■ **Exercise requirements**:
Scan the entries below and extract each line with the word "beige" in it.

■ **Available records**:
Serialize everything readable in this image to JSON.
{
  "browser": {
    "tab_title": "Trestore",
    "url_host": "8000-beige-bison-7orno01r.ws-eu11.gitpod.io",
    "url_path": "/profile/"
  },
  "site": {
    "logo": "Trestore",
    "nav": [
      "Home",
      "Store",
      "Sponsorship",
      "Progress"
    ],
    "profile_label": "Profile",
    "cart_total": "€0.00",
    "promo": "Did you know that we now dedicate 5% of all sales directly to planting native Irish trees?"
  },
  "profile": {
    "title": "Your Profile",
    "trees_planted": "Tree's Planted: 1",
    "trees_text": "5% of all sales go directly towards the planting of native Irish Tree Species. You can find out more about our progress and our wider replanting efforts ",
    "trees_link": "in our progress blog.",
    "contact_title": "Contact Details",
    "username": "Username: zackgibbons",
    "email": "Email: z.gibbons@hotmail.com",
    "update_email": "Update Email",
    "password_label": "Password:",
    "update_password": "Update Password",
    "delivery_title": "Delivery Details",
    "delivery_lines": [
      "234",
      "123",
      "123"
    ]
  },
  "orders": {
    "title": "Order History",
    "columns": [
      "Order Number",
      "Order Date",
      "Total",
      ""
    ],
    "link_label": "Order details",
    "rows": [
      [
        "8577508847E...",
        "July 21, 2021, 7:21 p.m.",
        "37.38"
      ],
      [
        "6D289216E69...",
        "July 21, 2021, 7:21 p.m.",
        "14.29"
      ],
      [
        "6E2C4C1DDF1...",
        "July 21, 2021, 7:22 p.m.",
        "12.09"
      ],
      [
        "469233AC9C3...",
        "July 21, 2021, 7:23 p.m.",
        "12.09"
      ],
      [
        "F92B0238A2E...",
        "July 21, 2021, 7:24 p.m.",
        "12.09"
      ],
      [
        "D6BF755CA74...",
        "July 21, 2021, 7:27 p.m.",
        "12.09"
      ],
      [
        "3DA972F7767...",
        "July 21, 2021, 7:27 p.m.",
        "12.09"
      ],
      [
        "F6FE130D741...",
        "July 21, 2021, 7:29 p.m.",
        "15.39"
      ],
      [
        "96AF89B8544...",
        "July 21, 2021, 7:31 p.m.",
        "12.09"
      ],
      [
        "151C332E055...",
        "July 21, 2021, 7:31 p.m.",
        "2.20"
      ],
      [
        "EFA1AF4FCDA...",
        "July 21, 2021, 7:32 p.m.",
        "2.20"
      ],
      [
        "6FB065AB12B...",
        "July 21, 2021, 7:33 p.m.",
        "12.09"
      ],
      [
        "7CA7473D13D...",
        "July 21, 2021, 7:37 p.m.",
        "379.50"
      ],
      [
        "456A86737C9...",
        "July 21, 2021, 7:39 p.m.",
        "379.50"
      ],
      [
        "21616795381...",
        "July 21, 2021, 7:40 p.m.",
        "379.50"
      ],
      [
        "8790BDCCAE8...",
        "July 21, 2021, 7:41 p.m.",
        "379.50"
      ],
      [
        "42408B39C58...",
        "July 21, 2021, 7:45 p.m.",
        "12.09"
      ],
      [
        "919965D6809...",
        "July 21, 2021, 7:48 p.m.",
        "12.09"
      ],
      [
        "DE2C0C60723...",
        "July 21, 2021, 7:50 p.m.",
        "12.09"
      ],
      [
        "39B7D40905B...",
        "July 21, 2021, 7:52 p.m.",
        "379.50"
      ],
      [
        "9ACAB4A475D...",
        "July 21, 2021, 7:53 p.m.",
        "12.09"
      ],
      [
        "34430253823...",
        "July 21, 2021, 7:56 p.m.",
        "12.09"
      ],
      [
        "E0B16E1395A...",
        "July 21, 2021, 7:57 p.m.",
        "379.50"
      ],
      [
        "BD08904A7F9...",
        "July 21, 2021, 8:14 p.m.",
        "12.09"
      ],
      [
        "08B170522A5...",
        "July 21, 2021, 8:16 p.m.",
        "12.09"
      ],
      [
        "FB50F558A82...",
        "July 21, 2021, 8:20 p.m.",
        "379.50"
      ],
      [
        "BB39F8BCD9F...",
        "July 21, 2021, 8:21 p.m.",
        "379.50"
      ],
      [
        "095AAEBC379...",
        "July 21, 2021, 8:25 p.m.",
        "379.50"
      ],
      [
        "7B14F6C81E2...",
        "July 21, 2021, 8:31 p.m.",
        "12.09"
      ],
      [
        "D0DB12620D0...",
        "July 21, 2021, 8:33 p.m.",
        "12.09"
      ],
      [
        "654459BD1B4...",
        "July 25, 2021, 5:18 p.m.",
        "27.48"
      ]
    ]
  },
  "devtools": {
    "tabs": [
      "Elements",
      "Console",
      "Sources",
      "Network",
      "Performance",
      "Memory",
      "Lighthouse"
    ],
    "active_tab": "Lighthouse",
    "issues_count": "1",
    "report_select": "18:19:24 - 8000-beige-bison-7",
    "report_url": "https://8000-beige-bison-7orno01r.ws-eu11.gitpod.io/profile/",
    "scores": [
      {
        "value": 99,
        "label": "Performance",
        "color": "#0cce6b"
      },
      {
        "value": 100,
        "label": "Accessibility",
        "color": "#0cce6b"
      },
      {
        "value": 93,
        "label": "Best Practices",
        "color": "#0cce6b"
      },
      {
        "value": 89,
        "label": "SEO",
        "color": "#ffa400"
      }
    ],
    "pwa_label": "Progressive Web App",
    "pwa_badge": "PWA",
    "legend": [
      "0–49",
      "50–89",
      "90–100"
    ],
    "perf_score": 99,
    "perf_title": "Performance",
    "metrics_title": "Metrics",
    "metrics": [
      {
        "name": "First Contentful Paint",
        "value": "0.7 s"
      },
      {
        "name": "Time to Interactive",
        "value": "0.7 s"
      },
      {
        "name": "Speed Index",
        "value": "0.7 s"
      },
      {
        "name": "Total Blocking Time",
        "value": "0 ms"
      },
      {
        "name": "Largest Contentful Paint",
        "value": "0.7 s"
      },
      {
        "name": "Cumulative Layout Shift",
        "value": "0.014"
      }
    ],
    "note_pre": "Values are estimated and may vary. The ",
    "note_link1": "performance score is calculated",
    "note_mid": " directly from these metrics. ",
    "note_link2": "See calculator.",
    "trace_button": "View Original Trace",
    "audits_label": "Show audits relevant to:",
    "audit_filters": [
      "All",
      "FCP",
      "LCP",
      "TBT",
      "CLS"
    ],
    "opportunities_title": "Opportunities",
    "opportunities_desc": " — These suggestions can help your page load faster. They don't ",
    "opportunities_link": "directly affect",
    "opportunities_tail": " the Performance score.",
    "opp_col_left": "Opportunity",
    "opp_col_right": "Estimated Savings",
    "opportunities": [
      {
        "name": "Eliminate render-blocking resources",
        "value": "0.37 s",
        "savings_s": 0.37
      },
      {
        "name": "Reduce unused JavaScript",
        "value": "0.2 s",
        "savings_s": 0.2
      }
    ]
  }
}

■ **Written solution**:
    "url_host": "8000-beige-bison-7orno01r.ws-eu11.gitpod.io",
    "report_select": "18:19:24 - 8000-beige-bison-7",
    "report_url": "https://8000-beige-bison-7orno01r.ws-eu11.gitpod.io/profile/",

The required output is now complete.